The state Senate is urging Congress to end endangered and threatened species protections for gray wolves in Michigan. It passed the resolution Tuesday on a mostly party-line vote.
Michigan has been debating for about two years whether to allow a wolf hunt in the Upper Peninsula. That question was recently put to rest when a federal judge ordered Michigan wolves back on the endangered species list, along with wolves in two other states.
State Sen. Tom Casperson, R-Escanaba, acknowledged that passing a Senate resolution may not have much of an impact. But he says the conversation is too important to end there.
“We are concerned for our children’s safety in our backyards,” said Casperson, who sponsored the resolution.
“When good people stop speaking out in opposing what’s going on here, we lose. And we don’t lose because we’re talking the truth or because we’re right on the issue, we lose because we let them continue to speak and be a megaphone. And then when people don’t understand the issue, we get voted against.”
Opponents of a wolf hunt say Upper Peninsula lawmakers are exaggerating the dangers wolves may pose to livestock and people.
“We can’t find a single documented attack of a gray wolf on a person in Michigan ever,” said state Sen. Rebekah Warren, D-Ann Arbor.

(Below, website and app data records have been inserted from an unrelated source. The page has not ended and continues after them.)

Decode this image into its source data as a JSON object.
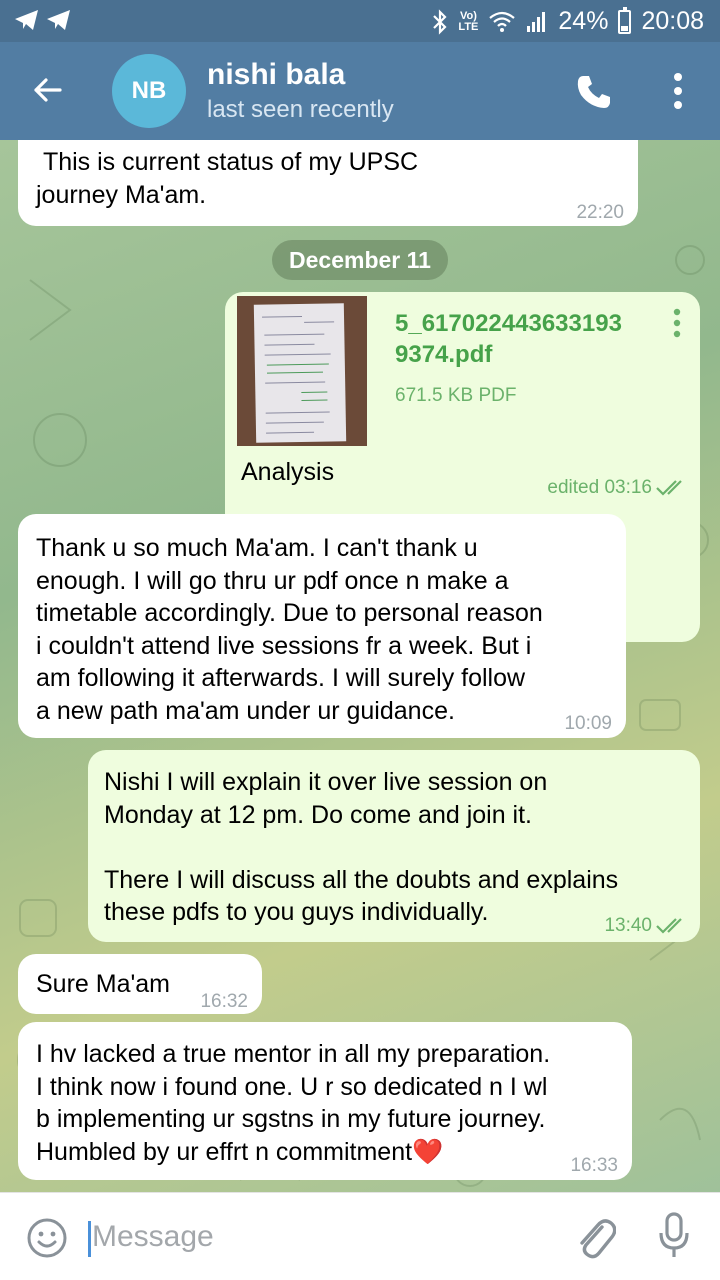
{
  "status_bar": {
    "volte": "Vo)",
    "lte": "LTE",
    "battery": "24%",
    "battery_level": 0.24,
    "time": "20:08"
  },
  "header": {
    "avatar_initials": "NB",
    "avatar_color": "#5bb8d9",
    "name": "nishi bala",
    "status": "last seen recently"
  },
  "date_separator": "December 11",
  "messages": [
    {
      "direction": "in",
      "text": " This is current status of my UPSC\njourney Ma'am.",
      "time": "22:20"
    },
    {
      "direction": "out",
      "type": "file",
      "file_name": "5_6170224436331939374.pdf",
      "file_name_line1": "5_617022443633193",
      "file_name_line2": "9374.pdf",
      "file_size": "671.5 KB PDF",
      "caption": "Analysis",
      "time": "edited 03:16"
    },
    {
      "direction": "in",
      "text": "Thank u so much Ma'am. I can't thank u\nenough. I will go thru ur pdf once n make a\ntimetable accordingly. Due to personal reason\ni couldn't attend live sessions fr a week. But i\nam following it afterwards. I will surely follow\na new path ma'am under ur guidance.",
      "time": "10:09"
    },
    {
      "direction": "out",
      "text": "Nishi I will explain it over live session on\nMonday at 12 pm. Do come and join it.\n\nThere I will discuss all the doubts and explains\nthese pdfs to you guys individually.",
      "time": "13:40"
    },
    {
      "direction": "in",
      "text": "Sure Ma'am",
      "time": "16:32"
    },
    {
      "direction": "in",
      "text": "I hv lacked a true mentor in all my preparation.\nI think now i found one. U r so dedicated n I wl\nb implementing ur sgstns in my future journey.\nHumbled by ur effrt n commitment❤️",
      "time": "16:33"
    }
  ],
  "input": {
    "placeholder": "Message"
  },
  "colors": {
    "header": "#527da3",
    "status_bar": "#4a7091",
    "incoming_bubble": "#ffffff",
    "outgoing_bubble": "#effdde",
    "outgoing_meta": "#6bb26b",
    "file_name": "#46a24a"
  },
  "icons": [
    "back-arrow-icon",
    "phone-icon",
    "more-vertical-icon",
    "emoji-icon",
    "attach-icon",
    "microphone-icon",
    "double-check-icon",
    "bluetooth-icon",
    "wifi-icon",
    "signal-icon",
    "battery-icon",
    "telegram-notification-icon"
  ]
}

In 2013, Casperson apologized on the floor of the state Senate for including an inaccurate account of a wolf sighting outside a daycare facility in a similar resolution to Congress that the Senate approved in 2011. Casperson’s apology came about a month before Michigan’s first-ever managed wolf hunt in December 2013.